··· DATA EXCERPTS
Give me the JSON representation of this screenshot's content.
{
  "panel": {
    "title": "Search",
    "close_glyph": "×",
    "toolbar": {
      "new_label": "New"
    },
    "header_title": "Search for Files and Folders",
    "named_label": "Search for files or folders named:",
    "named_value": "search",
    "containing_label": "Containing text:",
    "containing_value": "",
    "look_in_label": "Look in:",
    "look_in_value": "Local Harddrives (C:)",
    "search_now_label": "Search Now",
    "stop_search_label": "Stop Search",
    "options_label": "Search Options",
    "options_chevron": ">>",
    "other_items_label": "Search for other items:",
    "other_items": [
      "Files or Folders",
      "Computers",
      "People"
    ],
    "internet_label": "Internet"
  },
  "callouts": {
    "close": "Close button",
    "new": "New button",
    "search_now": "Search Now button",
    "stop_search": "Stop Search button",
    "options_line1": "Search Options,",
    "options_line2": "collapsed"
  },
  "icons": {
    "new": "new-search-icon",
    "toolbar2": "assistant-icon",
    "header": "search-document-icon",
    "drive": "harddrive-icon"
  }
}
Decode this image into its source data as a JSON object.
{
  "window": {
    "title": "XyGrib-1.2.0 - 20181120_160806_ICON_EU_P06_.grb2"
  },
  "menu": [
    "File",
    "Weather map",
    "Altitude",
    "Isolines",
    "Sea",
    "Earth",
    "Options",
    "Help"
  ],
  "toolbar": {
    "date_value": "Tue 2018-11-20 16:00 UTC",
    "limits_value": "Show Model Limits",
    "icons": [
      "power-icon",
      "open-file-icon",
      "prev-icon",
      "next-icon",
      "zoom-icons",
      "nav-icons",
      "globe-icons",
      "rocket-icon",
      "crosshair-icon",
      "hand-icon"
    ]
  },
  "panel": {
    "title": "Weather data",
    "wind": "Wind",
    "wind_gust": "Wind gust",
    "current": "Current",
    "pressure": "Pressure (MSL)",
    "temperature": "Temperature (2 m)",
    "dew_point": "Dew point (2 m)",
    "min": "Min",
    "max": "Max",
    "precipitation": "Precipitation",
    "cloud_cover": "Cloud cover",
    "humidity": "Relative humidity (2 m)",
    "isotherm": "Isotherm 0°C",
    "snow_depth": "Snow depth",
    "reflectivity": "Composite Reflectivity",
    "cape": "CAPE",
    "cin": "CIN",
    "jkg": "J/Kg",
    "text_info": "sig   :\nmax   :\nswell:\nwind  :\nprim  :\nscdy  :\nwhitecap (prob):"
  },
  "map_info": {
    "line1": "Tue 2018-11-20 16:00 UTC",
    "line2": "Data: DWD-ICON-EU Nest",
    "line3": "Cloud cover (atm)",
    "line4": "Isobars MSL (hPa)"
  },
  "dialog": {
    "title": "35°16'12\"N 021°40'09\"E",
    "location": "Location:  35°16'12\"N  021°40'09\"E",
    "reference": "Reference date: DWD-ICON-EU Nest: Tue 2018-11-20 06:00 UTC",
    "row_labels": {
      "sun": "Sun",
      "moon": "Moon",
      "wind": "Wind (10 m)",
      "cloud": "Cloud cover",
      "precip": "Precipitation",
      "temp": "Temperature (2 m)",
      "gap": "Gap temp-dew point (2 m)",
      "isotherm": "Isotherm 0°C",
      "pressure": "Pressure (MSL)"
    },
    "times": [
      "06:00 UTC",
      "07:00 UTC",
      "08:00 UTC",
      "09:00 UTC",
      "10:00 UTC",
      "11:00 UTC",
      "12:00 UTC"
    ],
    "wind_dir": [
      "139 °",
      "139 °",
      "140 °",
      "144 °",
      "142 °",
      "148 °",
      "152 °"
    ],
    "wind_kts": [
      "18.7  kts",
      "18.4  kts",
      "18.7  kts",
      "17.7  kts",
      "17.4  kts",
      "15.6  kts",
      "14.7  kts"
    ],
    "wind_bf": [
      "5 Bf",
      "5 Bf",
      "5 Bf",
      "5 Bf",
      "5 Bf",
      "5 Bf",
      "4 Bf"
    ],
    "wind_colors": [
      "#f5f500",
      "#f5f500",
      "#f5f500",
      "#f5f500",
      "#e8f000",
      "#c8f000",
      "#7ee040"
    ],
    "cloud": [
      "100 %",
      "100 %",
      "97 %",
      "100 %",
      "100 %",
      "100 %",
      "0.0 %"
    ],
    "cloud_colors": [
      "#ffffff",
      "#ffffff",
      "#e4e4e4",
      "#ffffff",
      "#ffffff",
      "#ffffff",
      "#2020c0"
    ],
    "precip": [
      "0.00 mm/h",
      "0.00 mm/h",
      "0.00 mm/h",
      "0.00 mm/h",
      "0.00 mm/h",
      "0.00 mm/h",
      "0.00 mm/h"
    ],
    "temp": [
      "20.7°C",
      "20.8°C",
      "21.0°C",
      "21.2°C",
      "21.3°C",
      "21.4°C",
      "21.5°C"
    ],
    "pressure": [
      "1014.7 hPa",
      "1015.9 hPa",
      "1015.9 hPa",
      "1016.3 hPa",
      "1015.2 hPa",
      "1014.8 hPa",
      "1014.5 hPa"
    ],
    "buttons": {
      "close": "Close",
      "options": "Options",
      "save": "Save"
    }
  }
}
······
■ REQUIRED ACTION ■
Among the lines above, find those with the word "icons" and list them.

■ RESPONSE BELOW ■
  "icons": {
    "icons": [
      "zoom-icons",
      "nav-icons",
      "globe-icons",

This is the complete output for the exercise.